Samp, a Michigan native, recently joined the city's Civil Rights, Inclusion and Opportunity Department to address the needs of Detroit residents who are disabled, a group whose needs "are not always fully addressed with the needs of the general population" the mayor said.

"I'm excited to be back home to serve in this role for people with disabilities, making sure that we have accessible housing, employment opportunities, and transportation...we are here to support you and make Detroit accessible," said Samp, who is deaf. 

Director of the Office of Disability Affairs Christopher Samp signs as he speaks at a press conference at the Detroit Public Safety Headquarters in Detroit on Feb. 11, 2021. It was announced that COVID-19 vaccines will be given to Detroit residents who are disabled.

The city's expansion was the result of hundreds of letters and phone calls to Duggan and Denise Fair, the city's chief public health officer, over the last two weeks asking for the change, Detroit Disability Power said in a press release.

The group said the eligibility includes 126,000 Detroiters with disabilities and called for Michigan Governor Gretchen Whitmer to follow suit.

“We have read your letters, and we do recognize a strong need to protect people with disability especially during COVID-19 because they are at a greater risk," Fair said, adding the city has been focusing on inoculations in adult foster care and group homes.

“Thank you to the City of Detroit for prioritizing COVID-19 vaccinations for people with disabilities," said Jeffrey Nolish, policy director for Detroit Disability Power. "This has the potential to protect tens of thousands of disabled lives. With Detroit leading, we hope more cities, counties and the State of Michigan follow suit.”

The Detroit Health Department is hosting vaccination fairs for Detroiters ages 65 and up inside two of the city's largest churches — Fellowship Chapel on the city's west side and Second Ebenezer Church on the east side — on Saturday.

The effort, coined "Senior Saturdays," is expected to vaccinate about 1,000 seniors in each of the next four Saturdays, Duggan said. 

Appointments for those eligible can be scheduled by calling (313) 230-0505 between 9 a.m. and 8 p.m. Monday through Friday. Vaccination times are 9 a.m. to 1 p.m. at Fellowship Chapel and 1 p.m. to 5 p.m. at Second Ebenezer.

Detroit's latest push to vaccinate its most vulnerable residents comes as the city has detected its first two cases of the highly contagious new COVID-19 variant B.1.1.7. 

Duggan said more than 70% of the deaths Detroit has seen from the virus have been in residents over 65. In the last two weeks, he added, 16 Detroiters have died, 15 of whom were older than 65.

To further boost access, Detroit is now offering low-cost transportation services to the city's TCF Center vaccination site downtown for seniors and other vaccine-eligible Detroiters.

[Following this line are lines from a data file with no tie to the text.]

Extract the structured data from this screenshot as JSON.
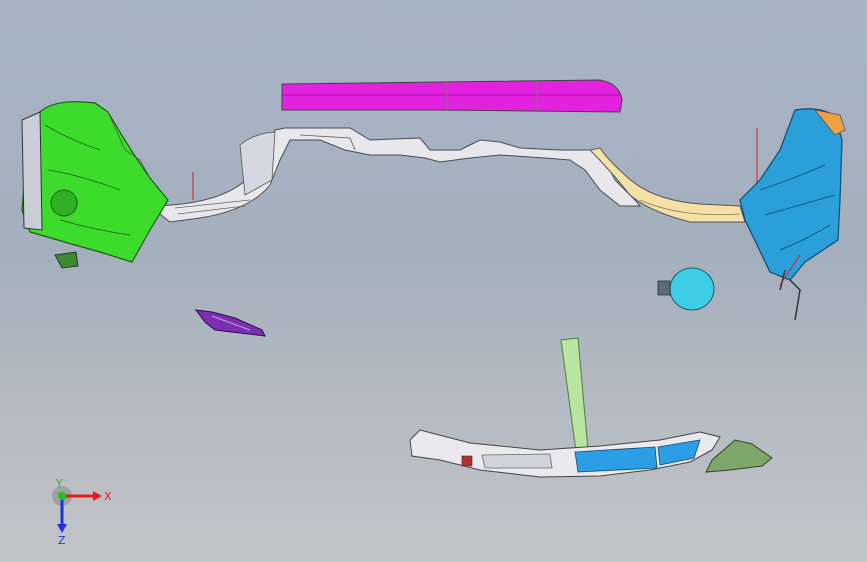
{
  "viewport": {
    "background_top": "#a8b5c7",
    "background_bottom": "#c3c5c7"
  },
  "parts": [
    {
      "name": "left-fender",
      "color": "#3ddc2c"
    },
    {
      "name": "top-spoiler",
      "color": "#e322e0"
    },
    {
      "name": "rear-bumper-frame",
      "color": "#e8e8ec"
    },
    {
      "name": "right-fender",
      "color": "#2b9fd9"
    },
    {
      "name": "bumper-lower-panel",
      "color": "#f3e1a8"
    },
    {
      "name": "fuel-door",
      "color": "#3fcde5"
    },
    {
      "name": "left-bracket",
      "color": "#7a2fb4"
    },
    {
      "name": "vertical-strip",
      "color": "#b8e6a0"
    },
    {
      "name": "lower-valance",
      "color": "#e9e9ee"
    },
    {
      "name": "lower-right-bracket",
      "color": "#7fa66a"
    }
  ],
  "triad": {
    "x_label": "X",
    "y_label": "Y",
    "z_label": "Z",
    "x_color": "#e02020",
    "y_color": "#20c020",
    "z_color": "#2030e0"
  }
}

Residents can schedule rides when setting up vaccination appointments at the TCF Center as long as they call at least 24 hours in advance of their appointment. The discounted fares with IntelliRide are $2 for a round trip.

Twitter: @SarahRahal_